MSK ultrasound of the rotator interval
This article summary explains the anatomy of the rotator cuff interval, an important stabilizing mechanism which can be compromised in case of adhesive capsulitis. The summary also explains how to scan the rotator interval with MSK ultrasound, interesting for diagnostic and interventional purposes.
The rotator interval is that portion of the shoulder joint where the rotator interval capsule is reinforced externally by the coracohumeral ligament (CHL) and internally by the superior glenohumeral ligament (SGHL) and traversed by the intra-articular biceps tendon. It is a triangular anatomic area in the anterosuperior aspect of the shoulder, which is defined by the coracoid process at its base, superiorly by the anterior margin of the supraspinatus tendon, and inferiorly by the superior margin of the subscapularis tendon. The rotator interval capsule is the antero-superior aspect of the glenohumeral joint capsule, which merges with the CHL and SGHL insertions medial and lateral to the bicipital groove, maintaining the biceps tendon within the groove.
To perform the MSK ultrasound visualization of the rotator interval: The patient is sitting uprights with it’s shoulder is slightly extended and the elbow flexed to facilitate visualization of the rotator interval anteriorly. The transducer is placed transverse over the anterior shoulder and a long-axis view of the rotator interval, with the biceps at the center of image and supraspinatus and subscapularis to either side, is obtained. The CHL is seen draped superiorly over the biceps tendon. Contracture and thickening of the CHL is a frequent finding in adhesive capsulitis.

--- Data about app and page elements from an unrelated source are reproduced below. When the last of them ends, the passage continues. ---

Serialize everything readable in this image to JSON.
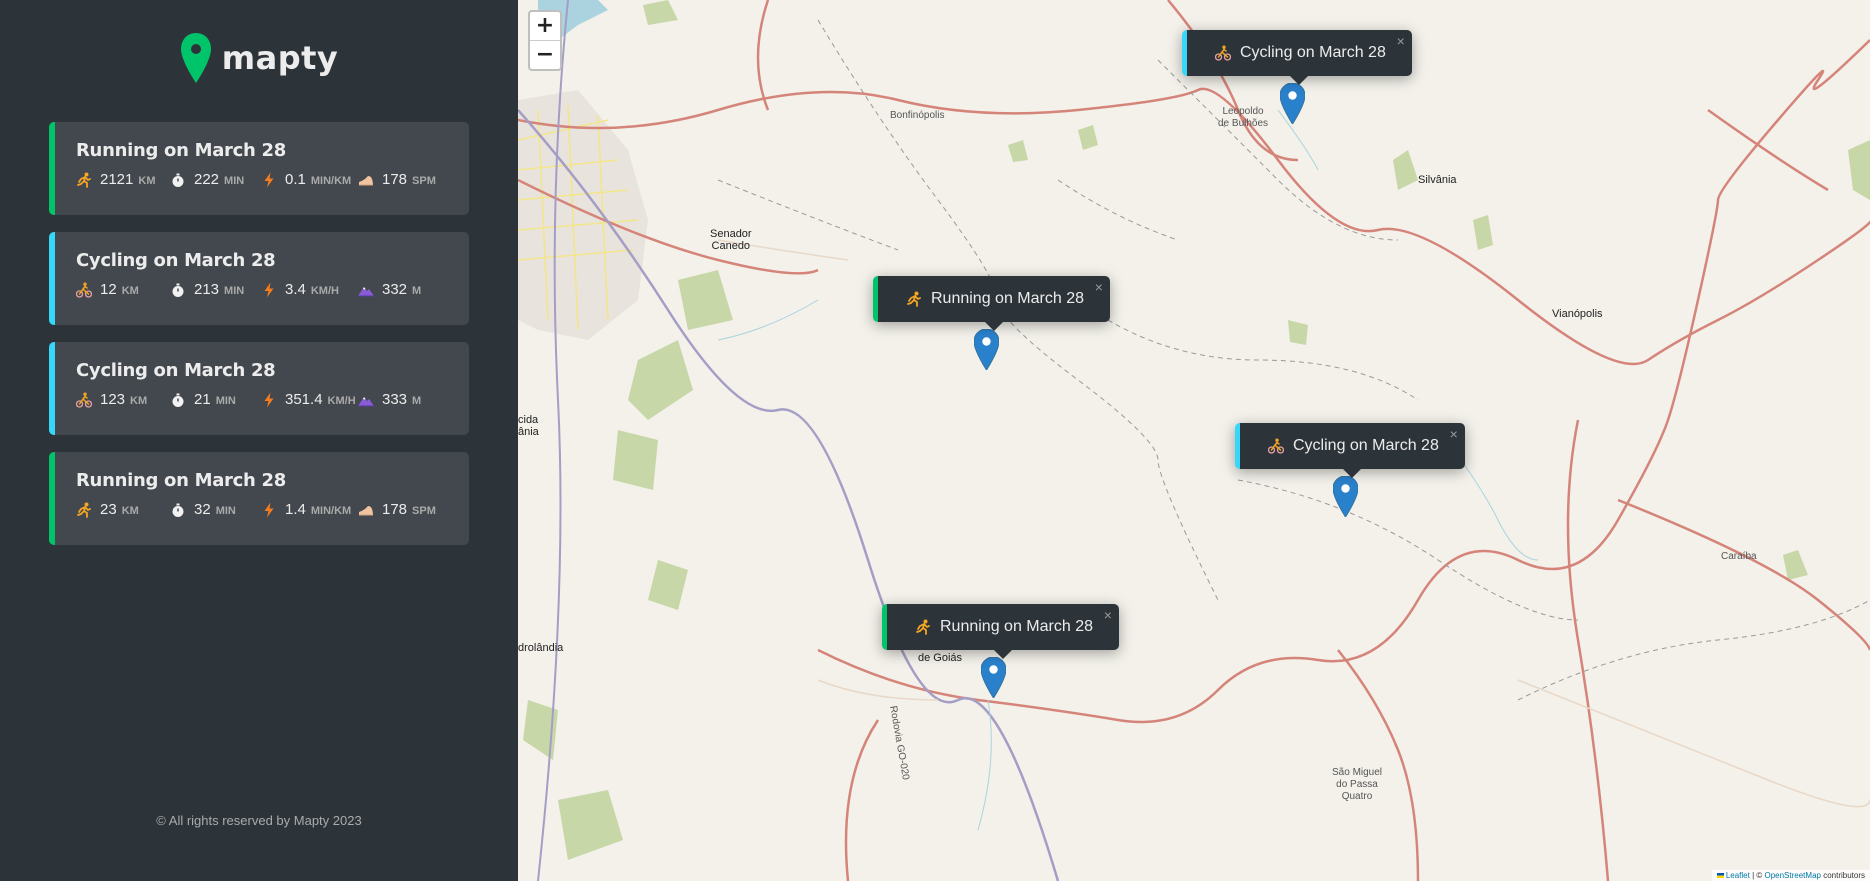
{
  "app": {
    "name": "mapty",
    "brand_color": "#00c46a",
    "cycling_color": "#36d7f8"
  },
  "workouts": [
    {
      "type": "running",
      "title": "Running on March 28",
      "distance": "2121",
      "distance_unit": "km",
      "duration": "222",
      "duration_unit": "min",
      "speed": "0.1",
      "speed_unit": "min/km",
      "extra": "178",
      "extra_unit": "spm"
    },
    {
      "type": "cycling",
      "title": "Cycling on March 28",
      "distance": "12",
      "distance_unit": "km",
      "duration": "213",
      "duration_unit": "min",
      "speed": "3.4",
      "speed_unit": "km/h",
      "extra": "332",
      "extra_unit": "m"
    },
    {
      "type": "cycling",
      "title": "Cycling on March 28",
      "distance": "123",
      "distance_unit": "km",
      "duration": "21",
      "duration_unit": "min",
      "speed": "351.4",
      "speed_unit": "km/h",
      "extra": "333",
      "extra_unit": "m"
    },
    {
      "type": "running",
      "title": "Running on March 28",
      "distance": "23",
      "distance_unit": "km",
      "duration": "32",
      "duration_unit": "min",
      "speed": "1.4",
      "speed_unit": "min/km",
      "extra": "178",
      "extra_unit": "spm"
    }
  ],
  "copyright": "© All rights reserved by Mapty 2023",
  "map": {
    "zoom_in": "+",
    "zoom_out": "−",
    "popups": [
      {
        "type": "cycling",
        "label": "Cycling on March 28",
        "close": "×"
      },
      {
        "type": "running",
        "label": "Running on March 28",
        "close": "×"
      },
      {
        "type": "cycling",
        "label": "Cycling on March 28",
        "close": "×"
      },
      {
        "type": "running",
        "label": "Running on March 28",
        "close": "×"
      }
    ],
    "places": {
      "bonfinopolis": "Bonfinópolis",
      "leopoldo": "Leopoldo\nde Bulhões",
      "silvania": "Silvânia",
      "senador": "Senador\nCanedo",
      "vianopolis": "Vianópolis",
      "caraiba": "Caraíba",
      "sao_miguel": "São Miguel\ndo Passa\nQuatro",
      "de_goias": "de Goiás",
      "rodovia": "Rodovia GO-020",
      "aparecida": "cida\nânia",
      "hidrolandia": "drolândia"
    },
    "attribution": {
      "leaflet": "Leaflet",
      "sep": " | © ",
      "osm": "OpenStreetMap",
      "suffix": " contributors"
    }
  }
}
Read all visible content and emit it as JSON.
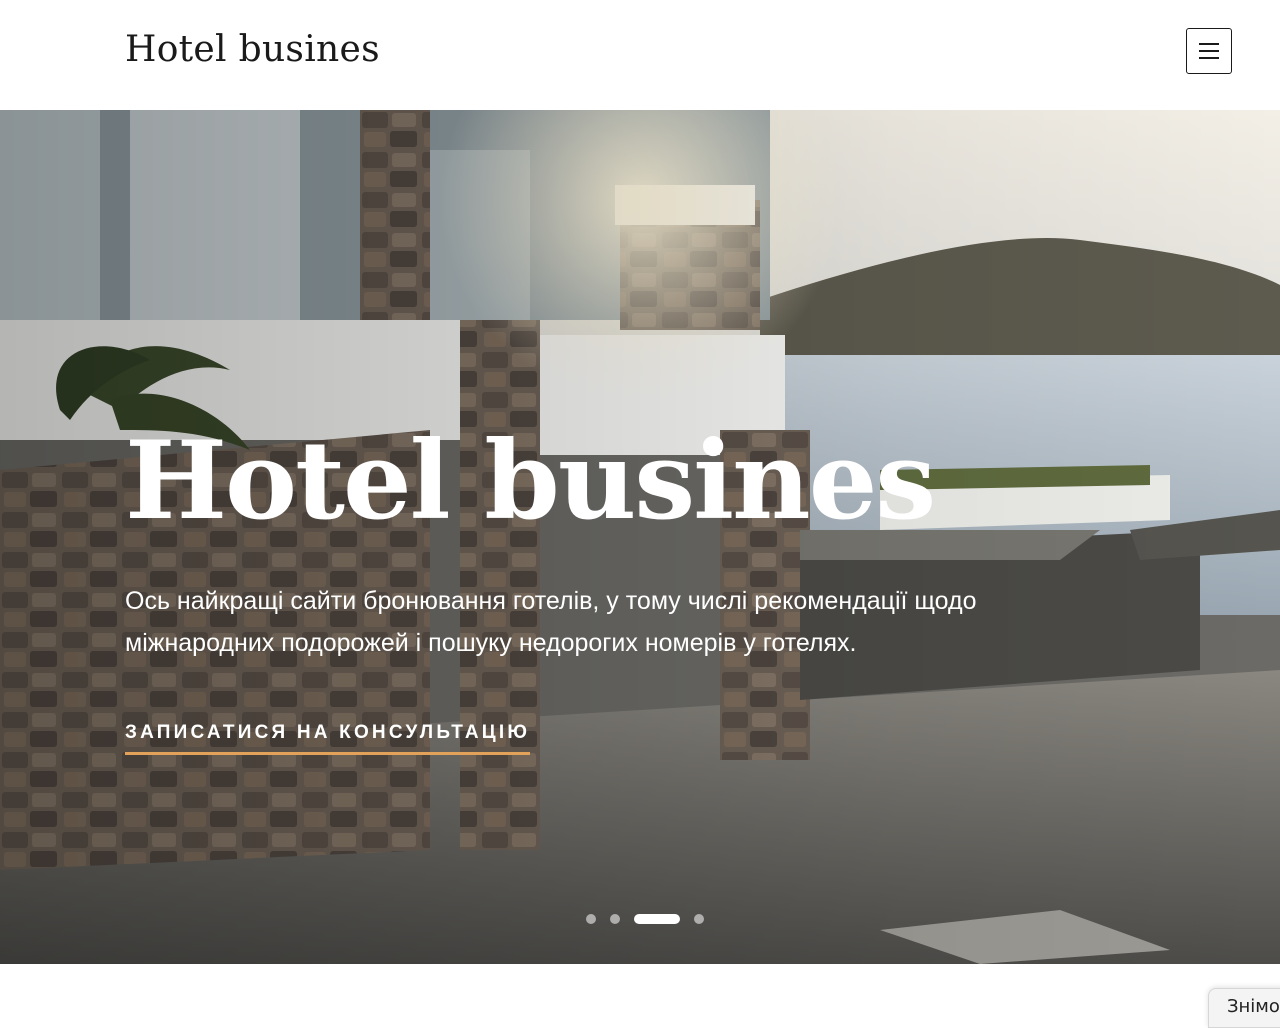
{
  "header": {
    "site_title": "Hotel busines",
    "menu_icon": "hamburger-menu-icon"
  },
  "hero": {
    "title": "Hotel busines",
    "description": "Ось найкращі сайти бронювання готелів, у тому числі рекомендації щодо міжнародних подорожей і пошуку недорогих номерів у готелях.",
    "cta_label": "ЗАПИСАТИСЯ НА КОНСУЛЬТАЦІЮ",
    "slides_total": 4,
    "active_slide": 3
  },
  "floating_tab": {
    "label": "Знімо"
  },
  "colors": {
    "cta_underline": "#e2a25a",
    "text_dark": "#1a1a1a",
    "hero_text": "#ffffff"
  }
}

> From: Yoong et al., Skeletal Radiol 44 (2015) 703–708. All rights reserved to ISS. Click here for the Pubmed summary.